First, apologies for thread necromancy.
Second, I hope I'm not the only one who's been playing the demo for Side Second, hoping against hope that it will magically be complete instantly...
Third, I felt compelled to say something about the original:
I think that even the (IMHO, true) interpretation offered by Eclipse about the human face on the statistic is still not the "message" that moves the audience so much. The way I've read it is that the transformation of the faceless statistic is used
as a tool to further the real point of the story.
Think about it: in the beginning, what is Setsumi but the faceless statistic? She sits, perfectly apathetic, completely detached from the world around her. But then along comes the protagonist and the theme (or, properly, themes within a larger message) is introduced. First, you have the idea of the acceptance of the inevitable. The characters are going to die and they both know it and accept it. But then there's the idea of living life anyway: carpe horem while you still have an hour to seize. Why do you (protag) go to Awajishima? Why not?
It gives their lives a purpose, a goal, a meaning.
On the seventh-floor ward, their entire purpose was to march complacently and stupidly to their deaths, controlled and contained, like proverbial lambs to the near-literal slaughter. But when the protagonist takes his father's car, it is a profound "no" in response to the containment of the hospital - and a profound "yes" to himself. His driver's license was one of the things that was (at least somewhat) unique about him, it was something he could do. On the ward, all he could do was shut up and die, but by leaving he could take his own life into his own hands.

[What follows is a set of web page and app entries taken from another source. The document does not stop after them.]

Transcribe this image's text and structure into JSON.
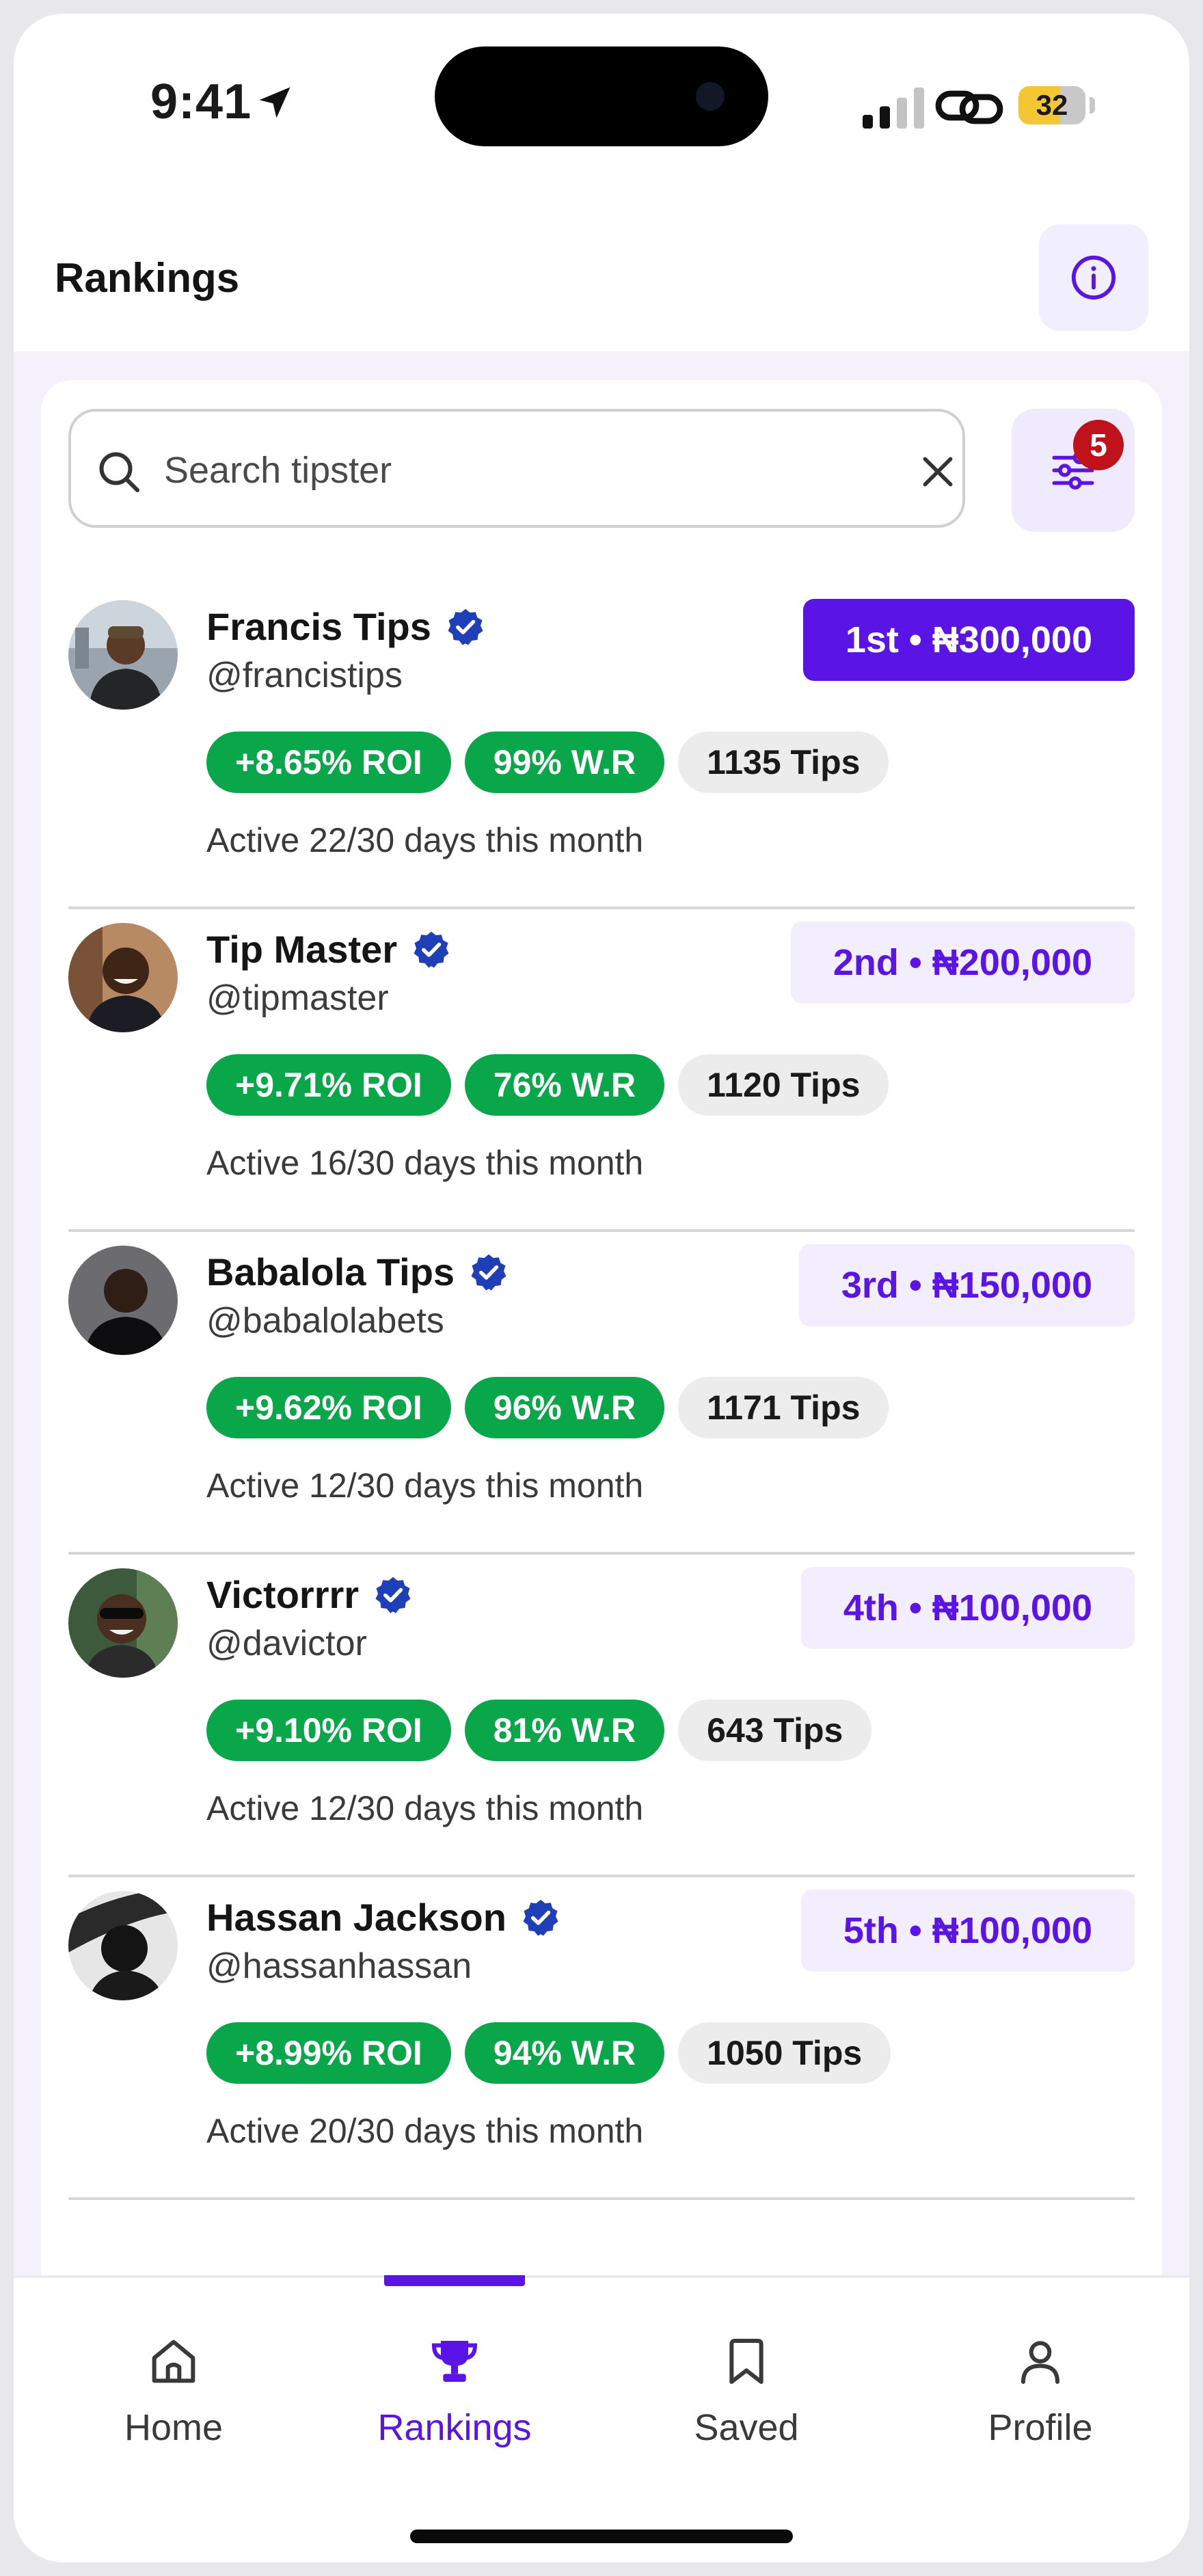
{
  "status_bar": {
    "time": "9:41",
    "battery": "32"
  },
  "header": {
    "title": "Rankings"
  },
  "search": {
    "placeholder": "Search tipster"
  },
  "filter": {
    "badge": "5"
  },
  "tipsters": [
    {
      "name": "Francis Tips",
      "handle": "@francistips",
      "rank": "1st • ₦300,000",
      "roi": "+8.65% ROI",
      "win_rate": "99% W.R",
      "tips": "1135 Tips",
      "activity": "Active 22/30 days this month"
    },
    {
      "name": "Tip Master",
      "handle": "@tipmaster",
      "rank": "2nd • ₦200,000",
      "roi": "+9.71% ROI",
      "win_rate": "76% W.R",
      "tips": "1120 Tips",
      "activity": "Active 16/30 days this month"
    },
    {
      "name": "Babalola Tips",
      "handle": "@babalolabets",
      "rank": "3rd • ₦150,000",
      "roi": "+9.62% ROI",
      "win_rate": "96% W.R",
      "tips": "1171 Tips",
      "activity": "Active 12/30 days this month"
    },
    {
      "name": "Victorrrr",
      "handle": "@davictor",
      "rank": "4th • ₦100,000",
      "roi": "+9.10% ROI",
      "win_rate": "81% W.R",
      "tips": "643 Tips",
      "activity": "Active 12/30 days this month"
    },
    {
      "name": "Hassan Jackson",
      "handle": "@hassanhassan",
      "rank": "5th • ₦100,000",
      "roi": "+8.99% ROI",
      "win_rate": "94% W.R",
      "tips": "1050 Tips",
      "activity": "Active 20/30 days this month"
    }
  ],
  "nav": {
    "items": [
      {
        "label": "Home",
        "icon": "home-icon"
      },
      {
        "label": "Rankings",
        "icon": "trophy-icon"
      },
      {
        "label": "Saved",
        "icon": "bookmark-icon"
      },
      {
        "label": "Profile",
        "icon": "profile-icon"
      }
    ],
    "active": "Rankings"
  },
  "colors": {
    "accent": "#5b14e6",
    "positive": "#0aa64a",
    "badge": "#c0121b",
    "verified": "#1f3fb8"
  }
}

So too for poor Setsumi. With her time coming near, she slips further and further into the "faceless statistic" of people dying from disease. She denies all of the things that make her unique (her knowledge of botany and maps, for instance, or her desire to die in a manner of her own) in an attempt to follow along with easy, anesthetized death. So when she goes with the protagonist, when she tries on the new clothes, when she gets her driver's license, when she models in her "bikini", and when she at last walks out into the sea to die, she too is saying "no" to the attempted dictation of others as to how she should live and die.

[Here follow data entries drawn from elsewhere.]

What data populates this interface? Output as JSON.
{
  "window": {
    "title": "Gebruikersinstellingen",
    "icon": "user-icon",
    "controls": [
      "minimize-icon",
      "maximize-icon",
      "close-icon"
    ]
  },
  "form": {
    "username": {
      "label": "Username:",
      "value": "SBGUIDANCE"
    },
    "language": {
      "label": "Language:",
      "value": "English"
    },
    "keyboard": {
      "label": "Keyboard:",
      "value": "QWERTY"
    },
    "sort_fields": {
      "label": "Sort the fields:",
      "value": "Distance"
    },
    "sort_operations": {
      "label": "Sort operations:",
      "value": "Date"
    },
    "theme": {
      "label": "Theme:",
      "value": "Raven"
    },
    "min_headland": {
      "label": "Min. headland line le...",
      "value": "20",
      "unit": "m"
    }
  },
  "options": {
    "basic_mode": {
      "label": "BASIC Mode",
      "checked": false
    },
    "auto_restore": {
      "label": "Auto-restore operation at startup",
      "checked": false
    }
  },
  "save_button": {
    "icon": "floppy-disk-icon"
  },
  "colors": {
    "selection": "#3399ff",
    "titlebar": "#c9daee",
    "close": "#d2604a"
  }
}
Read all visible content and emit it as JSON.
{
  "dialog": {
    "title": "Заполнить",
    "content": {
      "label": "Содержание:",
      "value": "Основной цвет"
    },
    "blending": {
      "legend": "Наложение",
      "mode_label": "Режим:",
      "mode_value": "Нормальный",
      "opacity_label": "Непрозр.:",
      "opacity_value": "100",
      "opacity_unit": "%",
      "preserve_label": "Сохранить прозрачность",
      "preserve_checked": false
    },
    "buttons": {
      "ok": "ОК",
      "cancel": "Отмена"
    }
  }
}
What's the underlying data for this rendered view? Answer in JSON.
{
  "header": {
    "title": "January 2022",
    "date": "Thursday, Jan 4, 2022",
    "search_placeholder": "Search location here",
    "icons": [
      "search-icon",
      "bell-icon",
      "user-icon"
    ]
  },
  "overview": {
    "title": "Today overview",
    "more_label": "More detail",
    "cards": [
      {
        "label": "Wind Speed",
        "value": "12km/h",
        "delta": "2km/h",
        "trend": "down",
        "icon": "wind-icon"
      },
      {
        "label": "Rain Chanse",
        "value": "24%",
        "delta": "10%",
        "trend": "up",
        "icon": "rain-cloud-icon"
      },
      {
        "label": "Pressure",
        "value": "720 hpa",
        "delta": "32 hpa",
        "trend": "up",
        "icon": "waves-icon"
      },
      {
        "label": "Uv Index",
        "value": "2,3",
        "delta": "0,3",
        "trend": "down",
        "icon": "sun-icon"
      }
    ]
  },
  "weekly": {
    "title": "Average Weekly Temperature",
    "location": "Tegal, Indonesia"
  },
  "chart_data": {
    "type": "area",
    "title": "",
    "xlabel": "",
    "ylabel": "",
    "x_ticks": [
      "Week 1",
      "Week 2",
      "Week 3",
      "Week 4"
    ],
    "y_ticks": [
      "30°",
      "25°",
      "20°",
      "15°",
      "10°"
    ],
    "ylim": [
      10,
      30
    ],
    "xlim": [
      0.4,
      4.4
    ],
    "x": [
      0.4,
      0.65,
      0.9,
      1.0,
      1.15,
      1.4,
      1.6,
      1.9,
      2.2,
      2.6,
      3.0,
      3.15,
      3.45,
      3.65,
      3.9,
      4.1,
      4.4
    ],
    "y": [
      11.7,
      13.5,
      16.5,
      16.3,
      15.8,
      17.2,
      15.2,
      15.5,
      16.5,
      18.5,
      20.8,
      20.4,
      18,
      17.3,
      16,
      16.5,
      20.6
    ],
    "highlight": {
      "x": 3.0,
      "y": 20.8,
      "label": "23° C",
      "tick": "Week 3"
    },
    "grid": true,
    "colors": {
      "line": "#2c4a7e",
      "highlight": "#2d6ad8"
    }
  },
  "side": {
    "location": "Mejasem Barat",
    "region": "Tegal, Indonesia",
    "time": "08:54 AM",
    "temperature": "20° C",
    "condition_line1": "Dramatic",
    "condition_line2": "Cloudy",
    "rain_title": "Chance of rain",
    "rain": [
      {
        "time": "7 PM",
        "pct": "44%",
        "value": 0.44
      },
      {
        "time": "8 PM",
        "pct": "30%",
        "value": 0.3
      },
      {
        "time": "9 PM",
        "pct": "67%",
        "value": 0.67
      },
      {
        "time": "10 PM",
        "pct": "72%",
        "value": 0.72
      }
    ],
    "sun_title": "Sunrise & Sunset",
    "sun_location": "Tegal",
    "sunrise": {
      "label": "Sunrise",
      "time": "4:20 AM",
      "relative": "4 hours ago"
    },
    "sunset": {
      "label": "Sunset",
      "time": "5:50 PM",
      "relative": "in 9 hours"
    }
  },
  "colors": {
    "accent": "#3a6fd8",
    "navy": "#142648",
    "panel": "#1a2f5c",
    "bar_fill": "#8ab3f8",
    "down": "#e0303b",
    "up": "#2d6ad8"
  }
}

While this message may seem somewhat nihilistic, it doesn't have to be: the idea is to stop being a mindless sheep and to take control of one's own life. It's short, even if it isn't your third visit to the hospice ward; and it's your own, to do with what you will. You can live it out the way someone else tells you to (become yet another faceless, nameless death on the Hospice ward). Or you can find your own purpose for living life, and live that life according to that, your own principle, your own imperative, if you will.
That is what, in my humble opinion, the story is really about
: Setsumi turning away from that mindless, faceless death in the lifeless hospice ward (perhaps this is the reason for the negative exaggeration of the hospice's portrayal?) and riding off into the sunset with the protagonist. In this way, the story is wonderfully joyful, as you begin to see Setsumi rediscover her own uniqueness, her own identity, her own purpose. However, the story is made more effective by its compression of time, which itself is done effectively with the use of terminal illness. To make the story manageable and understandable, the time frame is reduced, and what might be the entire life of anyone else is summarized in a few days, and the suicide at the end is the capstone: instead of a pessimistic, nihilistic expression of dying because of a lack of purpose, Setsumi's suicide is the ultimate expression of her own, in a sense, redemption. She has taken back control of her life, taken back a meaning for it all, and she gives the final, forceful finger to the "mindless sheep" who coast through life on the shoulders and ideas of others by taking control even over her own death. She has so much control over her own life that she chooses how she dies. Can we not each take this metaphorically? Can we not each live so that when we die, we have no regrets about the past, only regrets about the lost future?
In this way the story is also sad, for it is a simple, succinct, and moving expression of the fact that to be human is to be a character in what is ultimately a tragedy, in that everyone dies in the end
Tolkien said of Beowulf "He was a man, and that was tragedy enough for him, and for many." Death is always sad, and the overwhelming presence of it in Narcissu gives it the illusion of a sad story. However, in the end we see that Setsumi wins with a royal flush over the real tragedy: not living what life she had. She learned that she didn't have to stop with mere acceptance of the eventual end, that there is always the potential to go further, to realize that, since it's going to end, there's not time to lose!
That's why, in the end, I cried, not only because she died, but also because her death was truly beautiful in her utter victory over the apathetic life.
But I'm probably just reading too far into it anyway ^^;;;